“The Trump Administration’s constant assault on our environment will not diminish Minnesotans’ resolve to build a vibrant clean energy economy…In the upcoming 2018 Session, I will again urge the Legislature to adopt the ‘50 by 30’ Renewable Energy Standard, which Lt. Governor Smith and legislators from both parties have championed. We must do more to ensure our children and grandchildren inherit a better future, and an even stronger clean energy economy.” Minnesota Governor Mark Dayton

“This decision won’t change the fact that wind, and increasingly solar energy, cost less than coal. In Minnesota, clean energy already supports more than 57,000 jobs, with growth that outpaces the rest of our state’s economy. Our administration remains committed to advancing clean energy policies that are good for the planet and good for our economy.” Minnesota Lieutenant Governor Tina Smith

“Scrapping the Clean Power Plan ignores sound science and the extreme cost of climate change. California will, in fact, exceed the goals of the Clean Power Plan. We will push ahead and work with states that share our belief in science and the imperative to combat global warming.” California Governor Jerry Brown

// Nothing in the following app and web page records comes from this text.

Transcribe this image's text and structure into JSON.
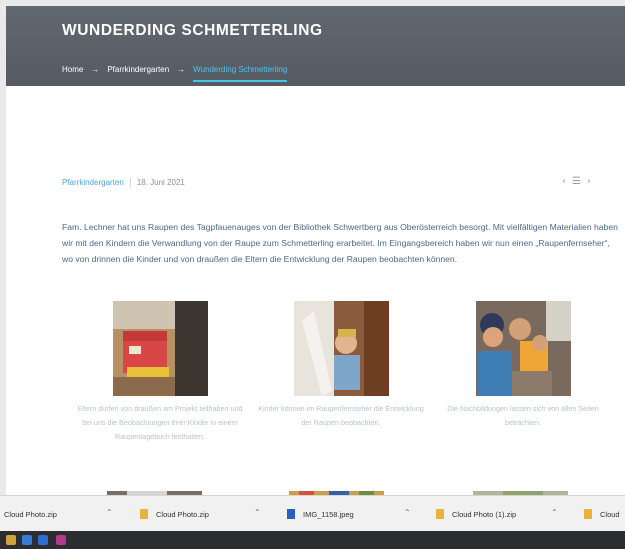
{
  "page": {
    "title": "WUNDERDING SCHMETTERLING",
    "breadcrumb": [
      "Home",
      "Pfarrkindergarten",
      "Wunderding Schmetterling"
    ],
    "breadcrumb_separator": "→"
  },
  "post": {
    "category": "Pfarrkindergarten",
    "date": "18. Juni 2021",
    "nav": {
      "prev": "‹",
      "list": "☰",
      "next": "›"
    },
    "body": "Fam. Lechner hat uns Raupen des Tagpfauenauges von der Bibliothek Schwertberg aus Oberösterreich besorgt. Mit vielfältigen Materialien haben wir mit den Kindern die Verwandlung von der Raupe zum Schmetterling erarbeitet. Im Eingangsbereich haben wir nun einen „Raupenfernseher“, wo von drinnen die Kinder und von draußen die Eltern die Entwicklung der Raupen beobachten können."
  },
  "gallery": [
    {
      "caption": "Eltern dürfen von draußen am Projekt teilhaben und bei uns die Beobachtungen ihrer Kinder in einem Raupentagebuch festhalten."
    },
    {
      "caption": "Kinder können im Raupenfernseher die Entwicklung der Raupen beobachten."
    },
    {
      "caption": "Die Nachbildungen lassen sich von allen Seiten betrachten."
    }
  ],
  "downloads": [
    {
      "name": "Cloud Photo.zip"
    },
    {
      "name": "Cloud Photo.zip"
    },
    {
      "name": "IMG_1158.jpeg"
    },
    {
      "name": "Cloud Photo (1).zip"
    },
    {
      "name": "Cloud"
    }
  ],
  "colors": {
    "accent": "#4cc3e6",
    "hero_bg": "#5b6168",
    "body_text": "#4b6a8a",
    "caption_text": "#b7c4cf"
  }
}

“By seeking to repeal the Clean Power Plan – especially without any credible commitment to replacing it – the Trump Administration’s campaign of climate change denial continues, once again putting industry special interests ahead of New Yorkers’ and all Americans’ safety, health, and the environment. I am proud to lead the coalition of states and localities defending the Clean Power Plan in federal court.” New York Attorney General Eric T. Schneiderman


(On October 11, Bloomberg Philanthropies announced it will provide $64 million in new support for organizations—including Energy Foundation, Sierra Club, Advanced Energy Economy, Earthjustice, Environmental Defense Fund, League of Conservation Voters, and the Natural Resources Defense Council—working to expand clean energy solutions that will create jobs, economic opportunity, and clean air and water for states and local communities.)

In July 2015, 365 companies—including General Mills, Mars Inc., Nestle, Staples, and Unilever—and investors sent letters to more than two-dozen governors across the U.S., voicing their support for the Clean Power Plan, and more than 2,300 state, city, business, and academic leaders have signed the We Are Still In declaration, standing by the Paris Agreement and committing to meet its goals.

As Energy Foundation CEO and Co-founder Eric Heitz wrote when the Trump administration said it would withdraw the U.S. from the Paris Agreement, the Clean Power Plan decision will not stop a global economy accelerating toward a low-carbon future and the health and economic benefits that brings. Global leaders, cities and states, businesses, and the American public are increasingly demanding more clean energy and urgent action on climate change.

Our work is to amplify those voices both in the U.S. and abroad to show the reality that President Trump is denying: There is an inevitable structural transition taking place in the U.S. and global energy economy, led by businesses, consumers, and policymakers from across the political spectrum.